Built entirely of local stone by master masons over 10 years from 1909, it was originally much paler but the facade has changed to a dark grey. Get inside if you can for the carved stone columns, beautiful stained glass windows, the works of Canarian painter Cristobal Hernandez de Quintana, and an extraordinary carving of the Reclining Christ by Manuel Ramos.

The area surrounding the church is all cobbled streets and fine old houses and is a steep but worthwhile place for a stroll. Afterwards have a coffee in the church square or on charming Calle Gourie and pop into the Casa de la Cultura to see the pretty patio and its big dragon tree.

The main street runs from the church to the municipal park with a kid's playing area, plenty of flowers and some lovely working examples of the stone water channels that used to irrigate the entire area.

Past the park down the hill is the Arehucas distillery with tours of its bottling plant and barrel room running during the morning. Tastings are included in the price and you can buy bottles in the inevitable gift shop at the end of the tour. The most expensive bottle sets you back over 80 euros but a bottle of the local Arehucas, the island's most popular rum, is about 10 euros. 
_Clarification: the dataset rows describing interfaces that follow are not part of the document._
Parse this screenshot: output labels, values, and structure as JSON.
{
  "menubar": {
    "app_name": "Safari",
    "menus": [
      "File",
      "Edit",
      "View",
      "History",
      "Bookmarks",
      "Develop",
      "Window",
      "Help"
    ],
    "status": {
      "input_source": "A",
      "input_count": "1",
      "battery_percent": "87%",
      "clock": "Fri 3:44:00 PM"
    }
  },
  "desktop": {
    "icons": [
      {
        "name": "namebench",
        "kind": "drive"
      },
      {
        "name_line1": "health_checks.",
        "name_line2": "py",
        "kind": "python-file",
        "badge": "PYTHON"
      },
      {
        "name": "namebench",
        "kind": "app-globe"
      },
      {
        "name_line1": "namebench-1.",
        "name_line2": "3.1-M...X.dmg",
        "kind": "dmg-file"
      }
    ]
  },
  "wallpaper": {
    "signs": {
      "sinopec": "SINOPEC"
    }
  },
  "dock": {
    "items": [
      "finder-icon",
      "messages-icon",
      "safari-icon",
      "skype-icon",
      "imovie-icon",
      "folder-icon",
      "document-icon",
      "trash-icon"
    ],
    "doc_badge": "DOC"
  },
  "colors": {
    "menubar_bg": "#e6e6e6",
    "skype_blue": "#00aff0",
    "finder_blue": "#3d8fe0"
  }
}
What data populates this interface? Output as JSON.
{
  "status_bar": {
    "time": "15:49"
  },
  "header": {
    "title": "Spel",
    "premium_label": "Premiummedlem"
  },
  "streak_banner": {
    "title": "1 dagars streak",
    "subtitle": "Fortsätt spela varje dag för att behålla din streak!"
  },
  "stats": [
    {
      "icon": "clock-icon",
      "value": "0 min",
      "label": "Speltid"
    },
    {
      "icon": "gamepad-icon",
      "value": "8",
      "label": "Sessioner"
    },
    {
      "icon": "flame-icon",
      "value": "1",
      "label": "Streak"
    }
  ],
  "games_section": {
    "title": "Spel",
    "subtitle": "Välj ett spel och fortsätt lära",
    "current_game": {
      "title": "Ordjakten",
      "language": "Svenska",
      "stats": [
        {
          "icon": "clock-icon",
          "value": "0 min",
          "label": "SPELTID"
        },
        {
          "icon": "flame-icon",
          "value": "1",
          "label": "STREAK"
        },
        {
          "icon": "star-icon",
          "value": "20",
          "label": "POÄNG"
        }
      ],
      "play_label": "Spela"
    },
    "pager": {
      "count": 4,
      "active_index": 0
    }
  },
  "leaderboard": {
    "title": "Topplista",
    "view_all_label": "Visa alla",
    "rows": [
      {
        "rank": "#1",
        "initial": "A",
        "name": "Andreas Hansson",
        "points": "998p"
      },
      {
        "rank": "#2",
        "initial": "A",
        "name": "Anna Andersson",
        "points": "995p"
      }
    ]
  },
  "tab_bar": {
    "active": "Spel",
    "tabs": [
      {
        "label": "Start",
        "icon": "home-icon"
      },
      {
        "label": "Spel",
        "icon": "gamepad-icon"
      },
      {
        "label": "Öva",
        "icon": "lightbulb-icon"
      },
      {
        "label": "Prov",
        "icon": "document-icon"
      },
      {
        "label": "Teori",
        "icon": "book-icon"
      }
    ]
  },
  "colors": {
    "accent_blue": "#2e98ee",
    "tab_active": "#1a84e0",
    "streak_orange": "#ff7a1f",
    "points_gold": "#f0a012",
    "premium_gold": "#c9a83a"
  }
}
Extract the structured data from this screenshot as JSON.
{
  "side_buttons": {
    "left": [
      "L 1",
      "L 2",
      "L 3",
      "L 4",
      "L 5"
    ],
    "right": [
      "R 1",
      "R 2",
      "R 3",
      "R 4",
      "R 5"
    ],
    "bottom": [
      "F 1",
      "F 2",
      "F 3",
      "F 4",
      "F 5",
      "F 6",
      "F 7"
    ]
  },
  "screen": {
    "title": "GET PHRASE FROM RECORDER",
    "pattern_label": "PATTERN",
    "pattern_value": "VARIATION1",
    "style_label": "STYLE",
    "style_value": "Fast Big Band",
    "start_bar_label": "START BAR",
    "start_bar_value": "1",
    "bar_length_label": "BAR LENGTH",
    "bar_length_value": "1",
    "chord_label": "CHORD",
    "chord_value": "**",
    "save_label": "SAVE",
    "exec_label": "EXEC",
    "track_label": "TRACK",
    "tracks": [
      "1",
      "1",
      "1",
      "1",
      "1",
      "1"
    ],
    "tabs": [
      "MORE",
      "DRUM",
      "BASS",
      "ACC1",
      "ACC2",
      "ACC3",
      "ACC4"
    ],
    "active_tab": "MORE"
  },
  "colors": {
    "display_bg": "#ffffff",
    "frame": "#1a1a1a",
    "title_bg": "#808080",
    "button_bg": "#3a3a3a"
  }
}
A steep walk or a short drive up to the top of the Montaña de Arucas volcano gives you a lovely overview of the area and its banana plantations. The drive from Arucas town down to the coast takes you through the banana plantations. Stop at El Puertillo for a seafood lunch by its little beach or a dip in its lovely natural pools.

For more highlights of Arucas town, visitits tourism website in English here.


Arucas Gran Canaria Info team
Published in Resorts & Places

Join the Gran Canaria Info newsletter list




Follow us on Facebook

Tip of the day

  • The Parafarmacia In Gran Canaria Is Not A Chemist!
    The Parafarmacia In Gran Canaria Is Not A Chemist!

    If there is one thing we hate it is visitors being tricked in Gran Canaria. In the past we've warned about overcharging at Gran Canaria chemists, and rip off electronics shops in resorts. 

    In this Tip Of The Day we return to the island's chemists or rather, to the island's fake chemists.

    A chemist in Gran Canaria is called a Farmacia and always has a green cross sign. Farmacias are the only place tobuy medicine in Spain, even basics like paracetamol.

    However, there is another kind of shop in Gran Canaria that looks and sounds like a chemist but doesn't sell medicine. This is the Parafarmacia and it also uses a green cross sign.

    A parafarmacia is a herbal medicine shop that is not allowed to sell any normal medicine such as paracetamol, ibuprofen or antibiotics. 

    Instead, parafarmacias sell herbal alternatives to medicine but don't have to prove that they work and they can charge whatever they want.

    We recently heard from a visitor to Gran Canaria who went into a parafarmacia and was charged 40 euros for a herbal alternative to Ibuprofen. It was only when they read the label that they realised what had happened. 

    To locate a genuine farmacia, see this website and search within your municipio (Puerto Rico is in Mogán, Playa del Inglés is in San Bartolomé de Tirajana). At weekends and on fiesta days many farmacias close but there is always one open, known as the farmacia de guardia, in each municipio.

    Search for the nearest one to you with this tool

    Lex Says: To keep costs down, see this article for the way to ask for generic medicine rather than expensive branded alternatives. 

Latest articles

Who's Online

We have 4373 guests and no members online

Login / Register

Take this website to the max, login or create an account now! By clicking on any Social Media platform logo, you can login with just one click.